ENTRIES SHOWN:
────

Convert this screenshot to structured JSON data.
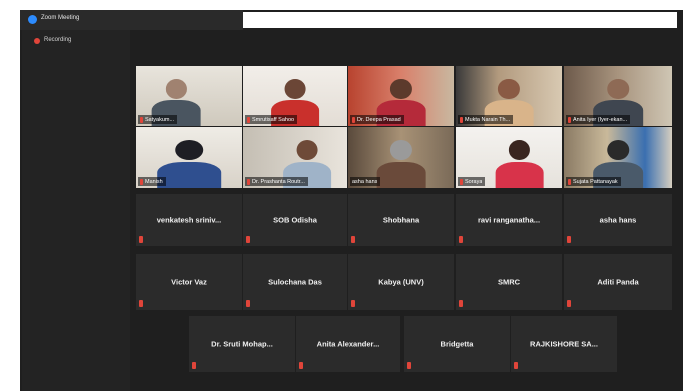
{
  "window": {
    "title": "Zoom Meeting",
    "recording_label": "Recording"
  },
  "colors": {
    "accent": "#2d8cff",
    "muted_mic": "#e0453a",
    "active_speaker": "#c7d44a",
    "tile": "#2b2b2b"
  },
  "video_tiles": [
    {
      "name": "Satyakum..."
    },
    {
      "name": "Smrutisaff Sahoo"
    },
    {
      "name": "Dr. Deepa Prasad"
    },
    {
      "name": "Mukta Narain Th..."
    },
    {
      "name": "Anita Iyer (Iyer-ekan..."
    },
    {
      "name": "Manish"
    },
    {
      "name": "Dr. Prashanta Routr..."
    },
    {
      "name": "asha hans"
    },
    {
      "name": "Soraya"
    },
    {
      "name": "Sujata Pattanayak"
    }
  ],
  "name_tiles": [
    {
      "name": "venkatesh  sriniv..."
    },
    {
      "name": "SOB Odisha"
    },
    {
      "name": "Shobhana"
    },
    {
      "name": "ravi  ranganatha..."
    },
    {
      "name": "asha hans"
    },
    {
      "name": "Victor Vaz"
    },
    {
      "name": "Sulochana Das"
    },
    {
      "name": "Kabya  (UNV)"
    },
    {
      "name": "SMRC"
    },
    {
      "name": "Aditi Panda"
    },
    {
      "name": "Dr. Sruti Mohap..."
    },
    {
      "name": "Anita  Alexander..."
    },
    {
      "name": "Bridgetta"
    },
    {
      "name": "RAJKISHORE SA..."
    }
  ]
}
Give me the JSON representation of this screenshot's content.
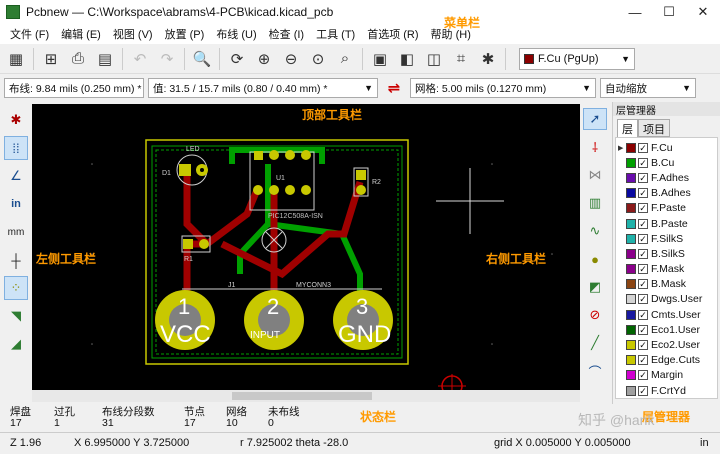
{
  "window": {
    "title": "Pcbnew — C:\\Workspace\\abrams\\4-PCB\\kicad.kicad_pcb",
    "minimize": "—",
    "maximize": "☐",
    "close": "✕"
  },
  "menu": [
    "文件 (F)",
    "编辑 (E)",
    "视图 (V)",
    "放置 (P)",
    "布线 (U)",
    "检查 (I)",
    "工具 (T)",
    "首选项 (R)",
    "帮助 (H)"
  ],
  "toolbar": {
    "active_layer": "F.Cu (PgUp)"
  },
  "toolbar2": {
    "track": "布线: 9.84 mils (0.250 mm) *",
    "via": "值: 31.5 / 15.7 mils (0.80 / 0.40 mm) *",
    "grid": "网格: 5.00 mils (0.1270 mm)",
    "zoom": "自动缩放"
  },
  "left_toolbar": {
    "units_label": "in",
    "mm_label": "mm"
  },
  "layer_manager": {
    "title": "层管理器",
    "tabs": [
      "层",
      "项目"
    ],
    "layers": [
      {
        "name": "F.Cu",
        "color": "#8b0000",
        "checked": true,
        "active": true
      },
      {
        "name": "B.Cu",
        "color": "#00a000",
        "checked": true
      },
      {
        "name": "F.Adhes",
        "color": "#6a0dad",
        "checked": true
      },
      {
        "name": "B.Adhes",
        "color": "#0a0aa0",
        "checked": true
      },
      {
        "name": "F.Paste",
        "color": "#8b1a1a",
        "checked": true
      },
      {
        "name": "B.Paste",
        "color": "#20b2aa",
        "checked": true
      },
      {
        "name": "F.SilkS",
        "color": "#20b2aa",
        "checked": true
      },
      {
        "name": "B.SilkS",
        "color": "#8b008b",
        "checked": true
      },
      {
        "name": "F.Mask",
        "color": "#8b008b",
        "checked": true
      },
      {
        "name": "B.Mask",
        "color": "#8b4513",
        "checked": true
      },
      {
        "name": "Dwgs.User",
        "color": "#d3d3d3",
        "checked": true
      },
      {
        "name": "Cmts.User",
        "color": "#1a1aa0",
        "checked": true
      },
      {
        "name": "Eco1.User",
        "color": "#006400",
        "checked": true
      },
      {
        "name": "Eco2.User",
        "color": "#c8c800",
        "checked": true
      },
      {
        "name": "Edge.Cuts",
        "color": "#c8c800",
        "checked": true
      },
      {
        "name": "Margin",
        "color": "#d000d0",
        "checked": true
      },
      {
        "name": "F.CrtYd",
        "color": "#a0a0a0",
        "checked": true
      }
    ]
  },
  "status": {
    "cols": [
      {
        "label": "焊盘",
        "value": "17"
      },
      {
        "label": "过孔",
        "value": "1"
      },
      {
        "label": "布线分段数",
        "value": "31"
      },
      {
        "label": "节点",
        "value": "17"
      },
      {
        "label": "网络",
        "value": "10"
      },
      {
        "label": "未布线",
        "value": "0"
      }
    ]
  },
  "bottom": {
    "zoom": "Z 1.96",
    "xy": "X 6.995000  Y 3.725000",
    "polar": "r 7.925002  theta -28.0",
    "grid": "grid X 0.005000  Y 0.005000",
    "units": "in"
  },
  "pcb": {
    "ref_led": "LED",
    "ref_d1": "D1",
    "ref_u1": "U1",
    "ref_r2": "R2",
    "ref_r1": "R1",
    "value_u1": "PIC12C508A-ISN",
    "conn_ref": "J1",
    "conn_value": "MYCONN3",
    "pad_nums": [
      "1",
      "2",
      "3"
    ],
    "pad_labels": [
      "VCC",
      "INPUT",
      "GND"
    ]
  },
  "annotations": {
    "menubar": "菜单栏",
    "top_toolbar": "顶部工具栏",
    "left_toolbar": "左侧工具栏",
    "right_toolbar": "右侧工具栏",
    "statusbar": "状态栏",
    "layer_manager": "层管理器"
  },
  "watermark": "知乎 @hank"
}
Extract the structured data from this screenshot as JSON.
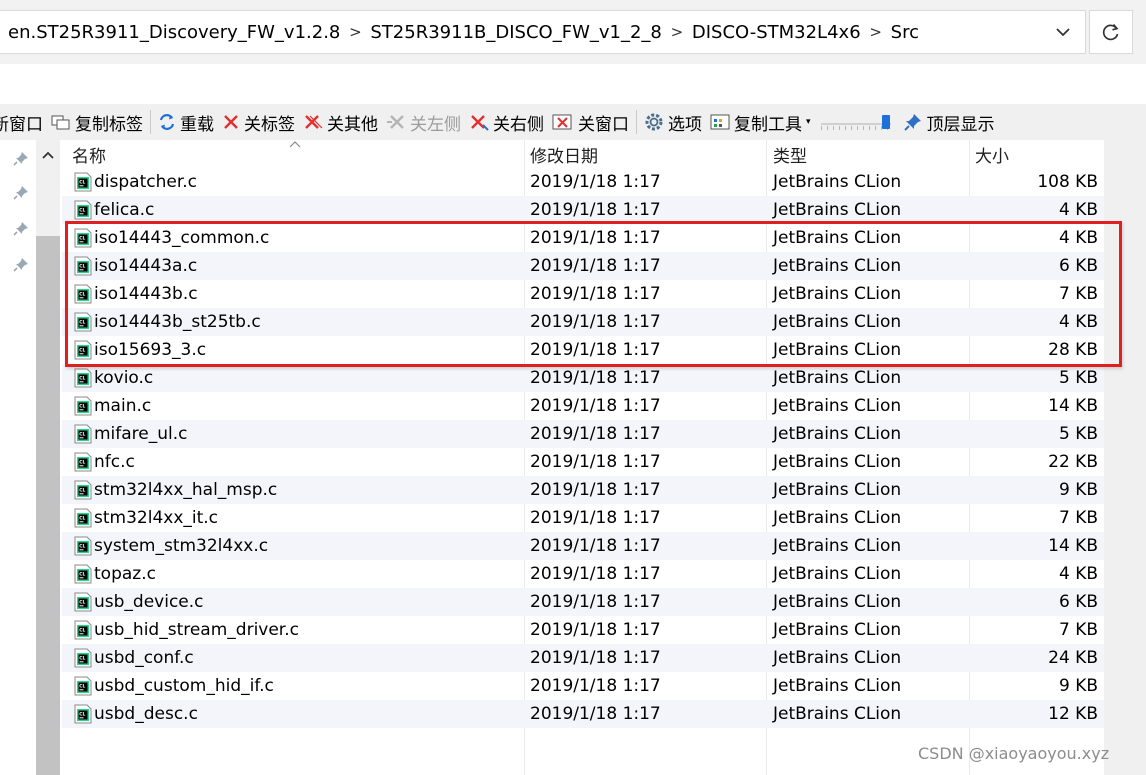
{
  "address_bar": {
    "path": [
      "en.ST25R3911_Discovery_FW_v1.2.8",
      "ST25R3911B_DISCO_FW_v1_2_8",
      "DISCO-STM32L4x6",
      "Src"
    ],
    "separator": ">",
    "dropdown_icon": "chevron-down-icon",
    "refresh_icon": "refresh-icon"
  },
  "toolbar": {
    "items": [
      {
        "label": "新窗口",
        "icon": "new-window-icon"
      },
      {
        "label": "复制标签",
        "icon": "copy-tab-icon"
      },
      {
        "label": "重载",
        "icon": "reload-icon"
      },
      {
        "label": "关标签",
        "icon": "close-tab-icon"
      },
      {
        "label": "关其他",
        "icon": "close-others-icon"
      },
      {
        "label": "关左侧",
        "icon": "close-left-icon",
        "disabled": true
      },
      {
        "label": "关右侧",
        "icon": "close-right-icon"
      },
      {
        "label": "关窗口",
        "icon": "close-window-icon"
      },
      {
        "label": "选项",
        "icon": "gear-icon"
      },
      {
        "label": "复制工具",
        "icon": "copy-tool-icon"
      },
      {
        "label": "顶层显示",
        "icon": "pin-top-icon"
      }
    ],
    "slider_level": 0.9
  },
  "columns": {
    "name": "名称",
    "date": "修改日期",
    "type": "类型",
    "size": "大小"
  },
  "files": [
    {
      "name": "dispatcher.c",
      "date": "2019/1/18 1:17",
      "type": "JetBrains CLion",
      "size": "108 KB"
    },
    {
      "name": "felica.c",
      "date": "2019/1/18 1:17",
      "type": "JetBrains CLion",
      "size": "4 KB"
    },
    {
      "name": "iso14443_common.c",
      "date": "2019/1/18 1:17",
      "type": "JetBrains CLion",
      "size": "4 KB"
    },
    {
      "name": "iso14443a.c",
      "date": "2019/1/18 1:17",
      "type": "JetBrains CLion",
      "size": "6 KB"
    },
    {
      "name": "iso14443b.c",
      "date": "2019/1/18 1:17",
      "type": "JetBrains CLion",
      "size": "7 KB"
    },
    {
      "name": "iso14443b_st25tb.c",
      "date": "2019/1/18 1:17",
      "type": "JetBrains CLion",
      "size": "4 KB"
    },
    {
      "name": "iso15693_3.c",
      "date": "2019/1/18 1:17",
      "type": "JetBrains CLion",
      "size": "28 KB"
    },
    {
      "name": "kovio.c",
      "date": "2019/1/18 1:17",
      "type": "JetBrains CLion",
      "size": "5 KB"
    },
    {
      "name": "main.c",
      "date": "2019/1/18 1:17",
      "type": "JetBrains CLion",
      "size": "14 KB"
    },
    {
      "name": "mifare_ul.c",
      "date": "2019/1/18 1:17",
      "type": "JetBrains CLion",
      "size": "5 KB"
    },
    {
      "name": "nfc.c",
      "date": "2019/1/18 1:17",
      "type": "JetBrains CLion",
      "size": "22 KB"
    },
    {
      "name": "stm32l4xx_hal_msp.c",
      "date": "2019/1/18 1:17",
      "type": "JetBrains CLion",
      "size": "9 KB"
    },
    {
      "name": "stm32l4xx_it.c",
      "date": "2019/1/18 1:17",
      "type": "JetBrains CLion",
      "size": "7 KB"
    },
    {
      "name": "system_stm32l4xx.c",
      "date": "2019/1/18 1:17",
      "type": "JetBrains CLion",
      "size": "14 KB"
    },
    {
      "name": "topaz.c",
      "date": "2019/1/18 1:17",
      "type": "JetBrains CLion",
      "size": "4 KB"
    },
    {
      "name": "usb_device.c",
      "date": "2019/1/18 1:17",
      "type": "JetBrains CLion",
      "size": "6 KB"
    },
    {
      "name": "usb_hid_stream_driver.c",
      "date": "2019/1/18 1:17",
      "type": "JetBrains CLion",
      "size": "7 KB"
    },
    {
      "name": "usbd_conf.c",
      "date": "2019/1/18 1:17",
      "type": "JetBrains CLion",
      "size": "24 KB"
    },
    {
      "name": "usbd_custom_hid_if.c",
      "date": "2019/1/18 1:17",
      "type": "JetBrains CLion",
      "size": "9 KB"
    },
    {
      "name": "usbd_desc.c",
      "date": "2019/1/18 1:17",
      "type": "JetBrains CLion",
      "size": "12 KB"
    }
  ],
  "file_icon": "clion-file-icon",
  "highlight": {
    "rows": "iso14443_common.c – iso15693_3.c",
    "color": "#e02020"
  },
  "watermark": "CSDN @xiaoyaoyou.xyz",
  "colors": {
    "alt_row": "#f3f5fb",
    "toolbar_bg": "#f0f0f0",
    "accent": "#1e6fd9"
  }
}
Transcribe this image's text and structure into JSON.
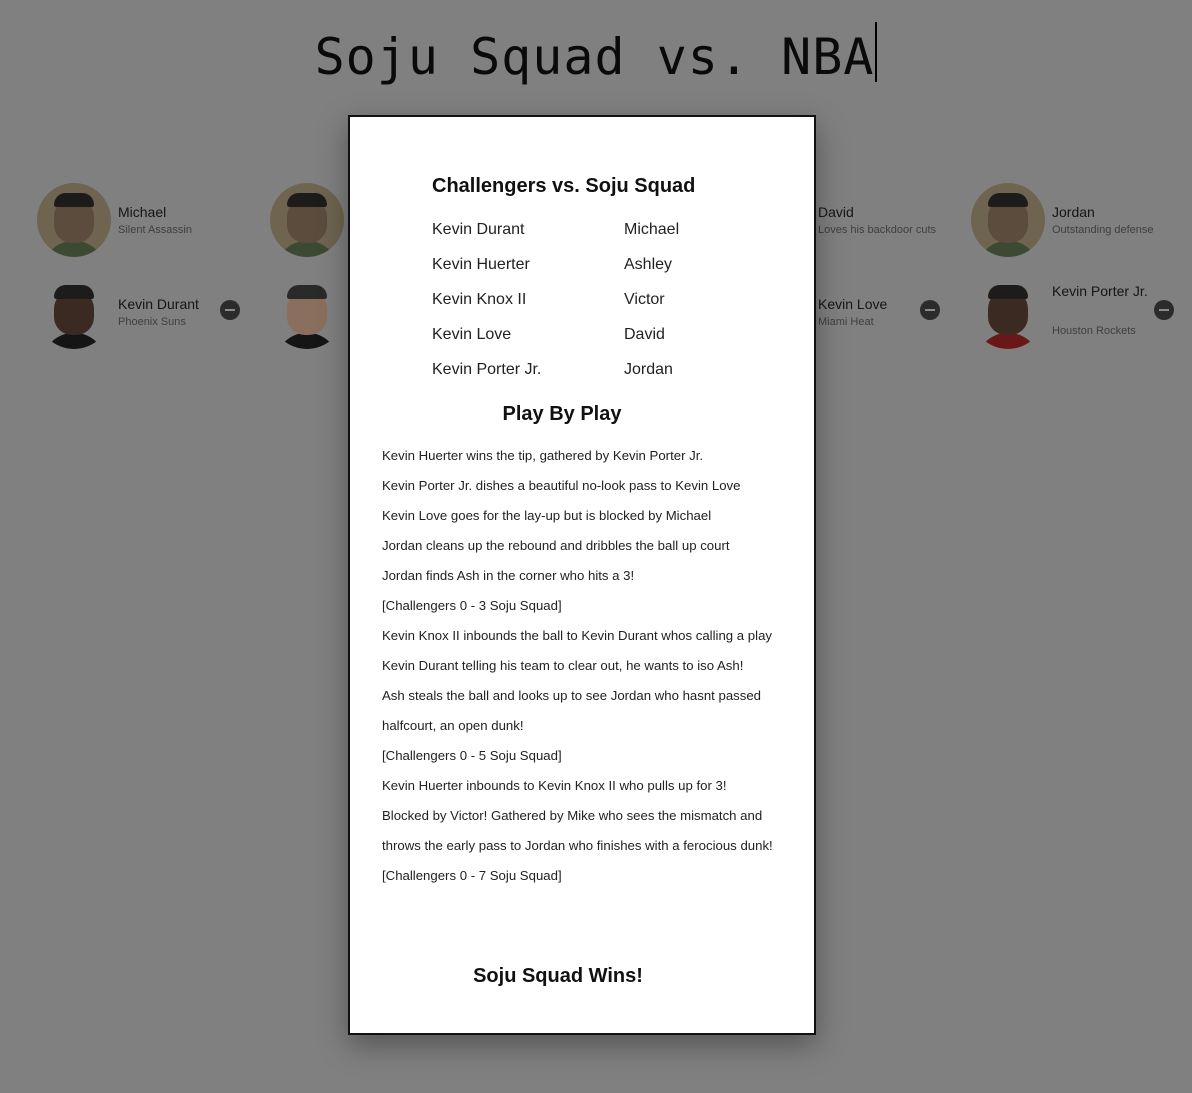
{
  "page": {
    "title": "Soju Squad vs. NBA"
  },
  "squad": [
    {
      "name": "Michael",
      "subtitle": "Silent Assassin",
      "avatar_icon": "person-photo"
    },
    {
      "name": "",
      "subtitle": "",
      "avatar_icon": "person-photo"
    },
    {
      "name": "David",
      "subtitle": "Loves his backdoor cuts",
      "avatar_icon": "person-photo"
    },
    {
      "name": "Jordan",
      "subtitle": "Outstanding defense",
      "avatar_icon": "person-photo"
    }
  ],
  "nba": [
    {
      "name": "Kevin Durant",
      "subtitle": "Phoenix Suns",
      "remove_icon": "minus-circle-icon"
    },
    {
      "name": "",
      "subtitle": "",
      "remove_icon": "minus-circle-icon"
    },
    {
      "name": "Kevin Love",
      "subtitle": "Miami Heat",
      "remove_icon": "minus-circle-icon"
    },
    {
      "name": "Kevin Porter Jr.",
      "subtitle": "Houston Rockets",
      "remove_icon": "minus-circle-icon"
    }
  ],
  "modal": {
    "title": "Challengers vs. Soju Squad",
    "roster": [
      {
        "challenger": "Kevin Durant",
        "squad": "Michael"
      },
      {
        "challenger": "Kevin Huerter",
        "squad": "Ashley"
      },
      {
        "challenger": "Kevin Knox II",
        "squad": "Victor"
      },
      {
        "challenger": "Kevin Love",
        "squad": "David"
      },
      {
        "challenger": "Kevin Porter Jr.",
        "squad": "Jordan"
      }
    ],
    "pbp_title": "Play By Play",
    "plays": [
      "Kevin Huerter wins the tip, gathered by Kevin Porter Jr.",
      "Kevin Porter Jr. dishes a beautiful no-look pass to Kevin Love",
      "Kevin Love goes for the lay-up but is blocked by Michael",
      "Jordan cleans up the rebound and dribbles the ball up court",
      "Jordan finds Ash in the corner who hits a 3!",
      "[Challengers 0 - 3 Soju Squad]",
      "Kevin Knox II inbounds the ball to Kevin Durant whos calling a play",
      "Kevin Durant telling his team to clear out, he wants to iso Ash!",
      "Ash steals the ball and looks up to see Jordan who hasnt passed halfcourt, an open dunk!",
      "[Challengers 0 - 5 Soju Squad]",
      "Kevin Huerter inbounds to Kevin Knox II who pulls up for 3!",
      "Blocked by Victor! Gathered by Mike who sees the mismatch and throws the early pass to Jordan who finishes with a ferocious dunk!",
      "[Challengers 0 - 7 Soju Squad]"
    ],
    "result": "Soju Squad Wins!"
  }
}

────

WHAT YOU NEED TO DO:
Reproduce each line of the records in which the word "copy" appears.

EXERCISE ANSWER:
        "icon": "copy-tab-icon"
        "icon": "copy-tool-icon"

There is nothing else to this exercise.